**What the exercise asks**
Write the records out exactly, so that no picture remains in the copy.

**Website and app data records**
----
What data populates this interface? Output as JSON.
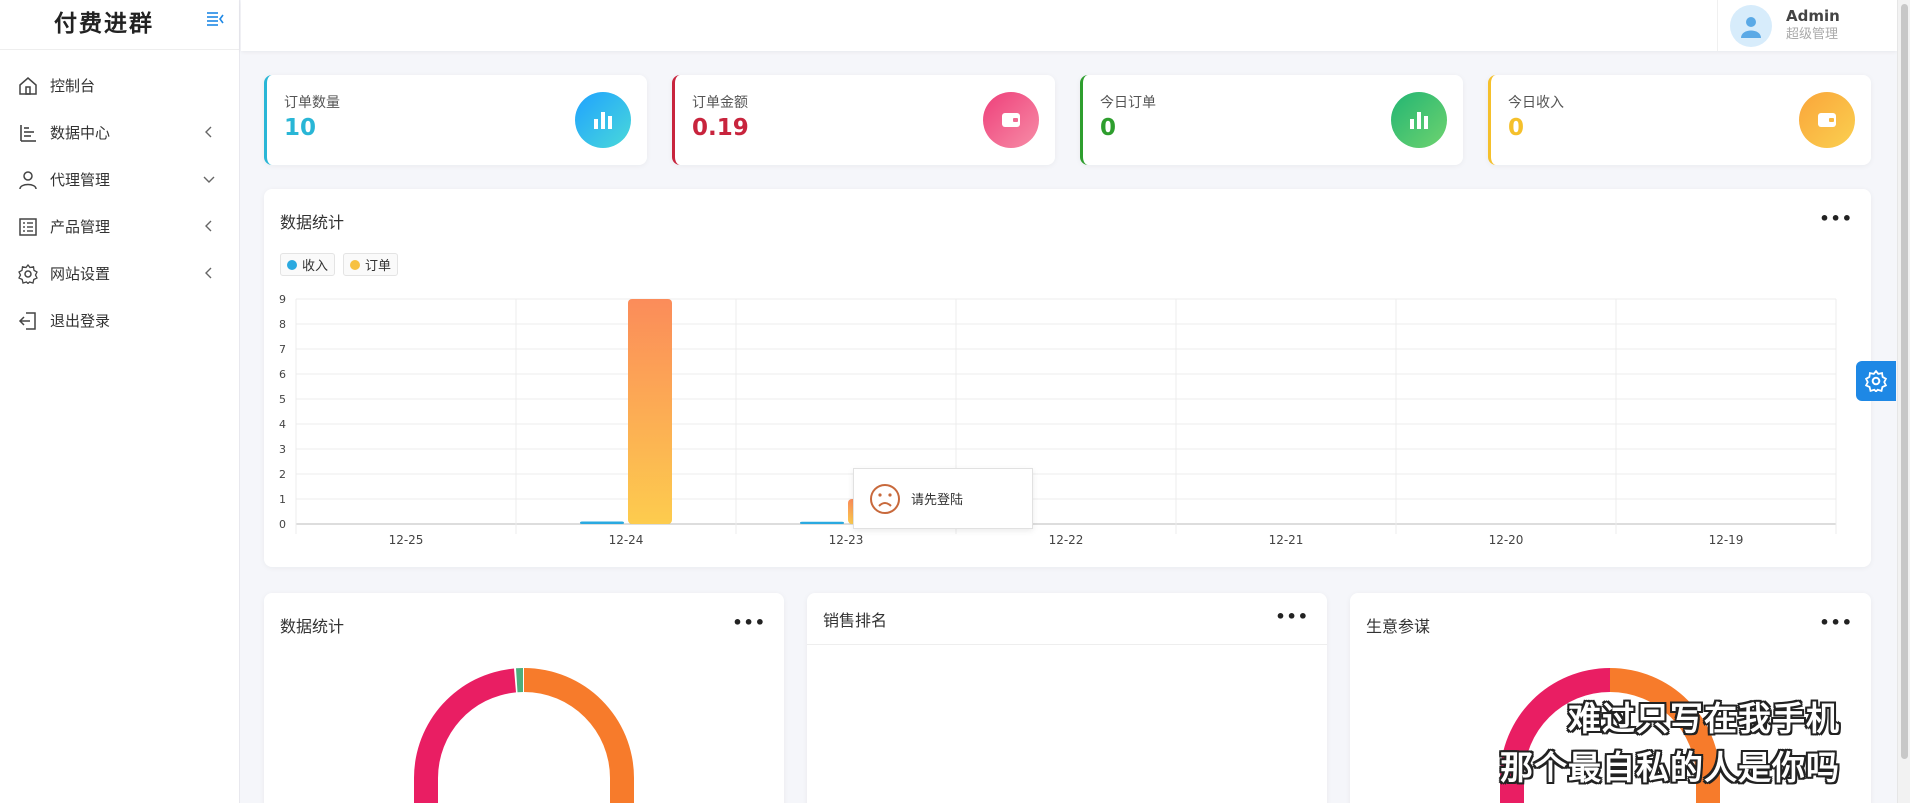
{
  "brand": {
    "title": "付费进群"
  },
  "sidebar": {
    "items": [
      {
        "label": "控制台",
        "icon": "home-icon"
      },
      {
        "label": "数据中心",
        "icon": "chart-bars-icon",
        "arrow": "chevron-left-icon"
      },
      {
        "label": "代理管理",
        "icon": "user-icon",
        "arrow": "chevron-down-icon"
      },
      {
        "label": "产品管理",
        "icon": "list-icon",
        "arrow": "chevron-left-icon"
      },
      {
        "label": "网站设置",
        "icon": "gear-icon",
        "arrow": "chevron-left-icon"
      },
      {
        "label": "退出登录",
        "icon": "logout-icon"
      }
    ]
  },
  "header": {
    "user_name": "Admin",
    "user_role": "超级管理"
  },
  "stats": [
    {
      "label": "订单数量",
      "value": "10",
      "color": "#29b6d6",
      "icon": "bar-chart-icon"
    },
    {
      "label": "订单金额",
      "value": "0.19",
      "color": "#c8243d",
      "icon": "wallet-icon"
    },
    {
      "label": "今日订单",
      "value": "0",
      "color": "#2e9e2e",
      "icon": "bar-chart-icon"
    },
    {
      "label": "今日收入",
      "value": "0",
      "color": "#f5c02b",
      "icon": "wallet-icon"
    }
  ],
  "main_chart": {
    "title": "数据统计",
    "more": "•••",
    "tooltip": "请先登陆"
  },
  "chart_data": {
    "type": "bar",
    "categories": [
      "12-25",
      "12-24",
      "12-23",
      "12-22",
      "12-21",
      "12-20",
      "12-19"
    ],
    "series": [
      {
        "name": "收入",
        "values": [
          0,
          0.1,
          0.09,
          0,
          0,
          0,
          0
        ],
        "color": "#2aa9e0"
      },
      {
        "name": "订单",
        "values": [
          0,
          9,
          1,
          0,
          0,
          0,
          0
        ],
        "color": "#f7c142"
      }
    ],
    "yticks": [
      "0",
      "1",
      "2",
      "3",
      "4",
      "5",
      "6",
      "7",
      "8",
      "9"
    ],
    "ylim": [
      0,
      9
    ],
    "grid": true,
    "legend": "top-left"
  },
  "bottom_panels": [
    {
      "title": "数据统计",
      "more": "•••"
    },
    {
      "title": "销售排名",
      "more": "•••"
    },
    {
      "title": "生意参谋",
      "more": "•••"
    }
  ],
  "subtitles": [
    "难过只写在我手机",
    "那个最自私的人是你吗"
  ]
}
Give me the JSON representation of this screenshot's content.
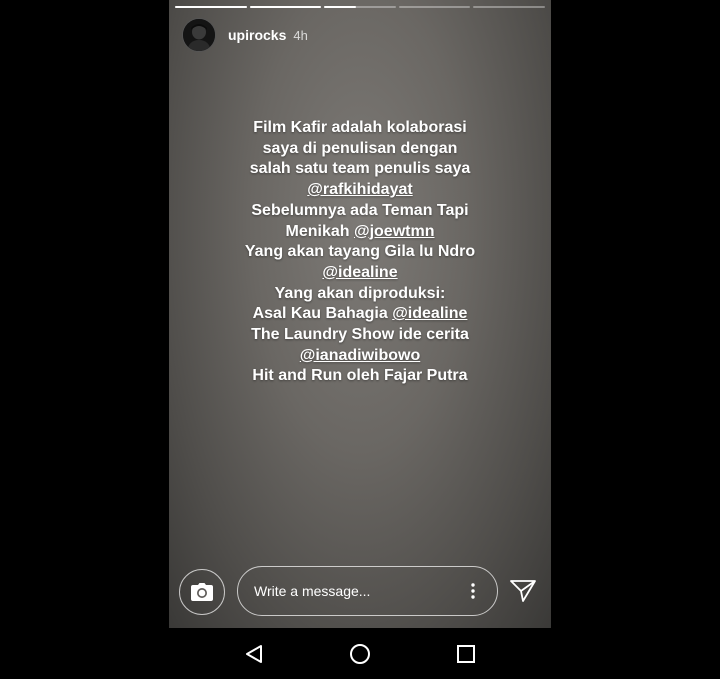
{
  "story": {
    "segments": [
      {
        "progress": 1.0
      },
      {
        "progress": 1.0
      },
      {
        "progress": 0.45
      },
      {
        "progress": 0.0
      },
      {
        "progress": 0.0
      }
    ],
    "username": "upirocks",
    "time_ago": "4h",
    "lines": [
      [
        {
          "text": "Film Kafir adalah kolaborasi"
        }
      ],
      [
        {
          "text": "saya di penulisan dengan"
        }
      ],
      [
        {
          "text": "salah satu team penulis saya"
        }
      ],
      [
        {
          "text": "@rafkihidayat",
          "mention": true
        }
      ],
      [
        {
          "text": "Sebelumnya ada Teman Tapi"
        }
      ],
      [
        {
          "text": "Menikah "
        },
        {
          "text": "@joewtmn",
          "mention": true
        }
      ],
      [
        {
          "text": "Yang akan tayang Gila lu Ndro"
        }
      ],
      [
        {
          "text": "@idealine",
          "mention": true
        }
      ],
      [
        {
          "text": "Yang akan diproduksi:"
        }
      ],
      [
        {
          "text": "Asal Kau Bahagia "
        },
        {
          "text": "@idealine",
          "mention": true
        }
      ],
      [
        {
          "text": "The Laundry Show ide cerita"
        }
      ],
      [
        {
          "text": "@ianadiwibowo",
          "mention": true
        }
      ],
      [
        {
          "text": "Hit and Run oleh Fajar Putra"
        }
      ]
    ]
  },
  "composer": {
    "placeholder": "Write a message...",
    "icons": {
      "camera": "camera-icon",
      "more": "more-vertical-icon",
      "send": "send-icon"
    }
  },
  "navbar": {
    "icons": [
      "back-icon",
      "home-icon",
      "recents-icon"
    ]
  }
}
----
**Answer to the exercise**
What data populates this interface? Output as JSON.
{
  "brand": {
    "title": "付费进群"
  },
  "sidebar": {
    "items": [
      {
        "label": "控制台",
        "icon": "home-icon"
      },
      {
        "label": "数据中心",
        "icon": "chart-bars-icon",
        "arrow": "chevron-left-icon"
      },
      {
        "label": "代理管理",
        "icon": "user-icon",
        "arrow": "chevron-down-icon"
      },
      {
        "label": "产品管理",
        "icon": "list-icon",
        "arrow": "chevron-left-icon"
      },
      {
        "label": "网站设置",
        "icon": "gear-icon",
        "arrow": "chevron-left-icon"
      },
      {
        "label": "退出登录",
        "icon": "logout-icon"
      }
    ]
  },
  "header": {
    "user_name": "Admin",
    "user_role": "超级管理"
  },
  "stats": [
    {
      "label": "订单数量",
      "value": "10",
      "color": "#29b6d6",
      "icon": "bar-chart-icon"
    },
    {
      "label": "订单金额",
      "value": "0.19",
      "color": "#c8243d",
      "icon": "wallet-icon"
    },
    {
      "label": "今日订单",
      "value": "0",
      "color": "#2e9e2e",
      "icon": "bar-chart-icon"
    },
    {
      "label": "今日收入",
      "value": "0",
      "color": "#f5c02b",
      "icon": "wallet-icon"
    }
  ],
  "main_chart": {
    "title": "数据统计",
    "more": "•••",
    "tooltip": "请先登陆"
  },
  "chart_data": {
    "type": "bar",
    "categories": [
      "12-25",
      "12-24",
      "12-23",
      "12-22",
      "12-21",
      "12-20",
      "12-19"
    ],
    "series": [
      {
        "name": "收入",
        "values": [
          0,
          0.1,
          0.09,
          0,
          0,
          0,
          0
        ],
        "color": "#2aa9e0"
      },
      {
        "name": "订单",
        "values": [
          0,
          9,
          1,
          0,
          0,
          0,
          0
        ],
        "color": "#f7c142"
      }
    ],
    "yticks": [
      "0",
      "1",
      "2",
      "3",
      "4",
      "5",
      "6",
      "7",
      "8",
      "9"
    ],
    "ylim": [
      0,
      9
    ],
    "grid": true,
    "legend": "top-left"
  },
  "bottom_panels": [
    {
      "title": "数据统计",
      "more": "•••"
    },
    {
      "title": "销售排名",
      "more": "•••"
    },
    {
      "title": "生意参谋",
      "more": "•••"
    }
  ],
  "subtitles": [
    "难过只写在我手机",
    "那个最自私的人是你吗"
  ]
}
Give me the JSON representation of this screenshot's content.
{
  "story": {
    "segments": [
      {
        "progress": 1.0
      },
      {
        "progress": 1.0
      },
      {
        "progress": 0.45
      },
      {
        "progress": 0.0
      },
      {
        "progress": 0.0
      }
    ],
    "username": "upirocks",
    "time_ago": "4h",
    "lines": [
      [
        {
          "text": "Film Kafir adalah kolaborasi"
        }
      ],
      [
        {
          "text": "saya di penulisan dengan"
        }
      ],
      [
        {
          "text": "salah satu team penulis saya"
        }
      ],
      [
        {
          "text": "@rafkihidayat",
          "mention": true
        }
      ],
      [
        {
          "text": "Sebelumnya ada Teman Tapi"
        }
      ],
      [
        {
          "text": "Menikah "
        },
        {
          "text": "@joewtmn",
          "mention": true
        }
      ],
      [
        {
          "text": "Yang akan tayang Gila lu Ndro"
        }
      ],
      [
        {
          "text": "@idealine",
          "mention": true
        }
      ],
      [
        {
          "text": "Yang akan diproduksi:"
        }
      ],
      [
        {
          "text": "Asal Kau Bahagia "
        },
        {
          "text": "@idealine",
          "mention": true
        }
      ],
      [
        {
          "text": "The Laundry Show ide cerita"
        }
      ],
      [
        {
          "text": "@ianadiwibowo",
          "mention": true
        }
      ],
      [
        {
          "text": "Hit and Run oleh Fajar Putra"
        }
      ]
    ]
  },
  "composer": {
    "placeholder": "Write a message...",
    "icons": {
      "camera": "camera-icon",
      "more": "more-vertical-icon",
      "send": "send-icon"
    }
  },
  "navbar": {
    "icons": [
      "back-icon",
      "home-icon",
      "recents-icon"
    ]
  }
}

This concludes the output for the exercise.